AIM OF THE EXERCISE
From the material below, copy each line that holds the word "compte".

RECORDS FOR THIS EXERCISE
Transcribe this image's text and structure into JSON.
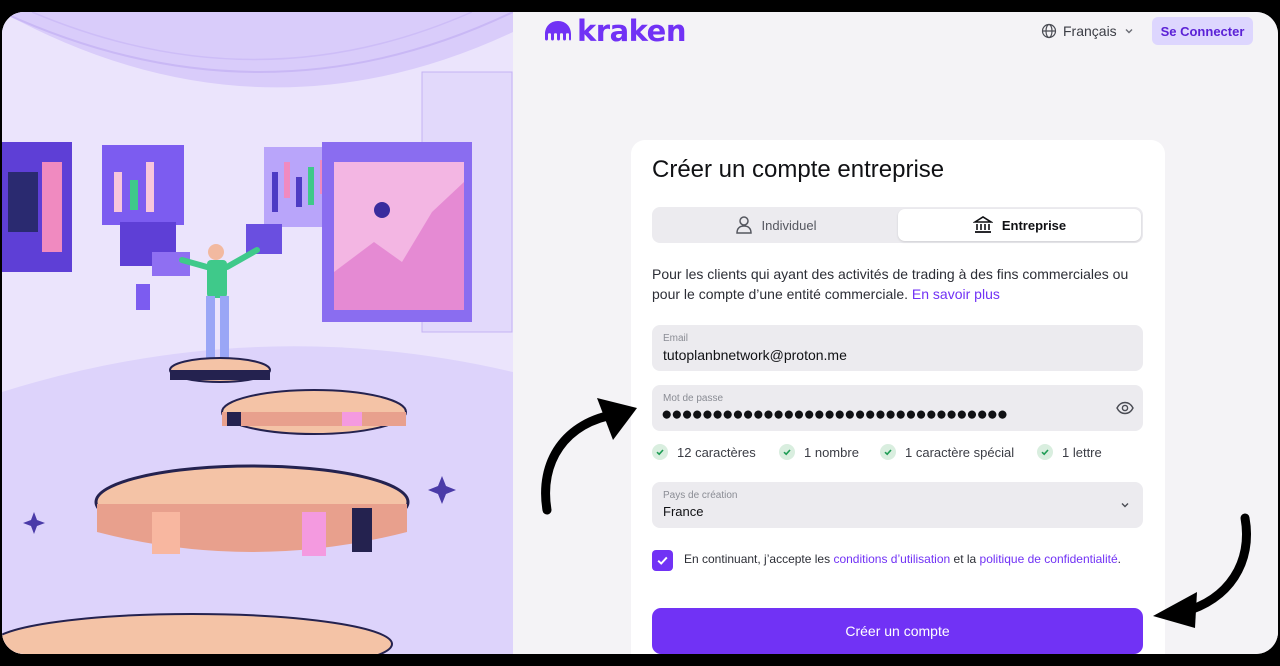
{
  "brand": {
    "logo_text": "kraken",
    "color": "#7132f5"
  },
  "header": {
    "language": "Français",
    "signin_label": "Se Connecter"
  },
  "form": {
    "title": "Créer un compte entreprise",
    "tabs": [
      {
        "label": "Individuel",
        "icon": "person-icon",
        "active": false
      },
      {
        "label": "Entreprise",
        "icon": "bank-building-icon",
        "active": true
      }
    ],
    "description": "Pour les clients qui ayant des activités de trading à des fins commerciales ou pour le compte d’une entité commerciale.",
    "learn_more": "En savoir plus",
    "email": {
      "label": "Email",
      "value": "tutoplanbnetwork@proton.me"
    },
    "password": {
      "label": "Mot de passe",
      "value": "●●●●●●●●●●●●●●●●●●●●●●●●●●●●●●●●●●"
    },
    "requirements": [
      {
        "label": "12 caractères",
        "met": true
      },
      {
        "label": "1 nombre",
        "met": true
      },
      {
        "label": "1 caractère spécial",
        "met": true
      },
      {
        "label": "1 lettre",
        "met": true
      }
    ],
    "country": {
      "label": "Pays de création",
      "value": "France"
    },
    "consent": {
      "checked": true,
      "text_before": "En continuant, j’accepte les ",
      "terms_link": "conditions d’utilisation",
      "text_middle": " et la ",
      "privacy_link": "politique de confidentialité",
      "text_after": "."
    },
    "submit_label": "Créer un compte"
  },
  "colors": {
    "accent": "#7132f5",
    "check_bg": "#d9eedf",
    "check_fg": "#1f9d55",
    "illustration_bg": "#e9e2fb"
  }
}
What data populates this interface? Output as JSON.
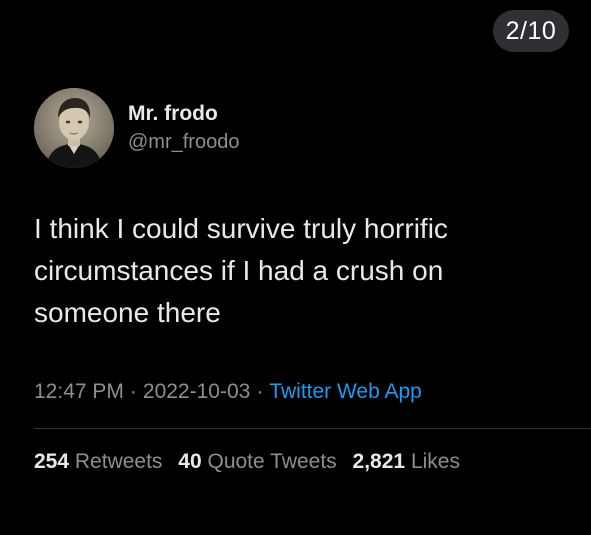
{
  "page_indicator": "2/10",
  "author": {
    "display_name": "Mr. frodo",
    "handle": "@mr_froodo",
    "avatar_icon": "vintage-portrait-avatar"
  },
  "tweet": {
    "text": "I think I could survive truly horrific circumstances if I had a crush on someone there",
    "time": "12:47 PM",
    "date": "2022-10-03",
    "source": "Twitter Web App",
    "separator": "·"
  },
  "stats": {
    "retweets_count": "254",
    "retweets_label": "Retweets",
    "quote_tweets_count": "40",
    "quote_tweets_label": "Quote Tweets",
    "likes_count": "2,821",
    "likes_label": "Likes"
  },
  "colors": {
    "background": "#000000",
    "text": "#e7e9ea",
    "secondary_text": "#8b8f94",
    "link": "#1d9bf0",
    "badge": "#2f3033"
  }
}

FINISHED EXERCISE
    "title": "Créer un compte entreprise",
    "description": "Pour les clients qui ayant des activités de trading à des fins commerciales ou pour le compte d’une entité commerciale.",
    "submit_label": "Créer un compte"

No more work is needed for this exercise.